Yet another study confirms what’s been known for a long time: once cantaloupe is cut, it needs to be kept cold.
Which is why it is disconcerting at markets and megalomarts in Australia and elsewhere to see melons sliced in half, wrapped in plastic and sitting at ambient temperature, which can be a tad warm in Brisbane.
The most recent outbreak of listeriosis linked to consumption of fresh-cut cantaloupes indicates the need to investigate the behavior of Listeria monocytogenes in the presence of native microflora of cantaloupe pieces during storage. Whole cantaloupes were inoculated with L. monocytogenes (108-CFU/ml suspension) for 10 min and air dried in a biosafety cabinet for 1 h and then treated (unwashed, water washed, and 2.5% hydrogen peroxide washed). Fresh-cut pieces (∼3 cm) prepared from these melons were left at 5 and 10°C for 72 h and room temperature (20°C) for 48 h. Some fresh-cut pieces were left at 20°C for 2 and 4 h and then refrigerated at 5°C. Microbial populations of fresh-cut pieces were determined by the plate count method or enrichment method immediately after preparation. Aerobic mesophilic bacteria, yeast and mold of whole melon, and inoculated populations of L. monocytogenes on cantaloupe rind surfaces averaged 6.4, 3.3, and 4.6 log CFU/cm2, respectively. Only H2O2 (2.5%) treatment reduced the aerobic mesophilic bacteria, yeast and mold, and L. monocytogenes populations to 3.8, 0.9, and 1.8 log CFU/cm2, respectively. The populations of L. monocytogenes transferred from melon rinds to fresh-cut pieces were below detection but were present by enrichment. Increased storage temperatures enhanced the lag phases and growth of L. monocytogenes. The results of this study confirmed the need to store fresh-cut cantaloupes at 5°C immediately after preparation to enhance the microbial safety of the fruit.

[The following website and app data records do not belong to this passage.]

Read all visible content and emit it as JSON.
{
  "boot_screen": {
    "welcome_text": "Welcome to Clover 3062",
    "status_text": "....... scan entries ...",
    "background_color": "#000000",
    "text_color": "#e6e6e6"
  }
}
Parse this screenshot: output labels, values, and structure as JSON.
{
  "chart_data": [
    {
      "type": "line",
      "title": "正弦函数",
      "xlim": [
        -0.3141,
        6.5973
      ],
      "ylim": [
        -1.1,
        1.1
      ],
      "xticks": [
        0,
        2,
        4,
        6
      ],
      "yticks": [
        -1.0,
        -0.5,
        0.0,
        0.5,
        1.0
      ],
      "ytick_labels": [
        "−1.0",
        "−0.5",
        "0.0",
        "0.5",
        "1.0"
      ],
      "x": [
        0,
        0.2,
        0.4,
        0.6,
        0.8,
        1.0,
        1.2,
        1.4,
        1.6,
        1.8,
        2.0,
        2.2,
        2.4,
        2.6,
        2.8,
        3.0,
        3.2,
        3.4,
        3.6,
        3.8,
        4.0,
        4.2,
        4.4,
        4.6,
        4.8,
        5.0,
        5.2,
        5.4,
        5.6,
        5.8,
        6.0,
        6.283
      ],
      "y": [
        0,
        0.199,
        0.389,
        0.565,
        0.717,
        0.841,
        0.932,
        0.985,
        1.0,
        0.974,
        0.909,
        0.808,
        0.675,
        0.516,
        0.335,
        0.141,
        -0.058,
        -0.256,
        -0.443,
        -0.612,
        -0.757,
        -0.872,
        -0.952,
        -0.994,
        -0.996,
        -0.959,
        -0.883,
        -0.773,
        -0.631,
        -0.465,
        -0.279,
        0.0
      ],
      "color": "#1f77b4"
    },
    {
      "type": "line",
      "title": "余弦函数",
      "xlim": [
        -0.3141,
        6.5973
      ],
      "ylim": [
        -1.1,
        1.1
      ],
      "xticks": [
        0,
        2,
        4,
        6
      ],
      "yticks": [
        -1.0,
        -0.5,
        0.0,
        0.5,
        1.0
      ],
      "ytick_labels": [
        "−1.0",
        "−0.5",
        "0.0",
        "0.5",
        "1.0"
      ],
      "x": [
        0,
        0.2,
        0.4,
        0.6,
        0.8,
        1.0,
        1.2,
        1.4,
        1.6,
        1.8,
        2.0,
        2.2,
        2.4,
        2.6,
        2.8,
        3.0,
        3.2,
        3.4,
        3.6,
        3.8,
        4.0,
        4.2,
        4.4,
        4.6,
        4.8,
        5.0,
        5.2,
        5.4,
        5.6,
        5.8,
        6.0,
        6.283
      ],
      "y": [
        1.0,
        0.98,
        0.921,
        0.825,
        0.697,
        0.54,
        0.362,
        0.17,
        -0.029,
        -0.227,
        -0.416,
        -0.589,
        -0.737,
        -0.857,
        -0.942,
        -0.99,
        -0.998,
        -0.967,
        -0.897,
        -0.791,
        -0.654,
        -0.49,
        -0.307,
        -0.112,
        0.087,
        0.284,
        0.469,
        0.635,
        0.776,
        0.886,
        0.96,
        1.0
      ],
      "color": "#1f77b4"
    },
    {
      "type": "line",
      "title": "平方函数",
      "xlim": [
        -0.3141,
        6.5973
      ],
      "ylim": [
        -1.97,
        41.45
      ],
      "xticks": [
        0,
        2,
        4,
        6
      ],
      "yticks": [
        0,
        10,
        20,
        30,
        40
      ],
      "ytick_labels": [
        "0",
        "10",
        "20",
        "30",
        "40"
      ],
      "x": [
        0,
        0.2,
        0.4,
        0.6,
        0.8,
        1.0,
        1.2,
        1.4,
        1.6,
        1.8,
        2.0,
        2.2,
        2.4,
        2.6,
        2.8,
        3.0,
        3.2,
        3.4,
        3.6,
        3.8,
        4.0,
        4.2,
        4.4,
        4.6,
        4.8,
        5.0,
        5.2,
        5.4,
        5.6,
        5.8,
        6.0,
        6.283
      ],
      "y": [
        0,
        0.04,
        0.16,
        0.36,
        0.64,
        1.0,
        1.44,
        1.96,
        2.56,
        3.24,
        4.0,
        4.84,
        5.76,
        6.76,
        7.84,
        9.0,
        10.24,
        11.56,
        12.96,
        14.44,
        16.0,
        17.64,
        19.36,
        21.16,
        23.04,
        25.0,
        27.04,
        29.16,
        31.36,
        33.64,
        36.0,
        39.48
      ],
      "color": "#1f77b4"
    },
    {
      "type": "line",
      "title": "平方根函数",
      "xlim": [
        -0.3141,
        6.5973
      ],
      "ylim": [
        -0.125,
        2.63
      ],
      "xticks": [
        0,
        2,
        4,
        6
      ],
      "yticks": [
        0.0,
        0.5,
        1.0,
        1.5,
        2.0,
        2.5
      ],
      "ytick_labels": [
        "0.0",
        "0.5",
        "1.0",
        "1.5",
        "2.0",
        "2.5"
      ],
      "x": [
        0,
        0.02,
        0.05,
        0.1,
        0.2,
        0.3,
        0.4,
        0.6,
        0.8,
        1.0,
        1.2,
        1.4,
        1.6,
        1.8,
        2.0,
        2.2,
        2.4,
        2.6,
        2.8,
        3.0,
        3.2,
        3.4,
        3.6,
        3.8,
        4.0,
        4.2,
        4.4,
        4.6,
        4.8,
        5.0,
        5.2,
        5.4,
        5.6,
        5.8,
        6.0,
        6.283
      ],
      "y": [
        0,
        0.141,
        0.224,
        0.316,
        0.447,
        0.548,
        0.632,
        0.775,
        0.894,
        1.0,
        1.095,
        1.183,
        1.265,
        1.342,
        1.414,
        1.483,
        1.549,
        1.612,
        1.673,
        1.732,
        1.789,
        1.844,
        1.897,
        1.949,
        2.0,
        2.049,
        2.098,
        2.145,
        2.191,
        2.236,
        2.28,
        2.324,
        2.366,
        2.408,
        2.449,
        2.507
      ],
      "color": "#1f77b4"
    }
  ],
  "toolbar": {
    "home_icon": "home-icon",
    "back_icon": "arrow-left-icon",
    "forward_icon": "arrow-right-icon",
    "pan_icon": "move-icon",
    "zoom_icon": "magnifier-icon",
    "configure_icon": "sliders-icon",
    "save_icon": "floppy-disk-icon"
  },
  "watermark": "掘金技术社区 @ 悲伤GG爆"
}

Journal of Food Protection®, Volume 75, Number 11, November 2012 , pp. 1912-1919(8)
Ukuku, Dike O.; Olanya, Modesto; Geveke, David J.; Sommers, Christopher H.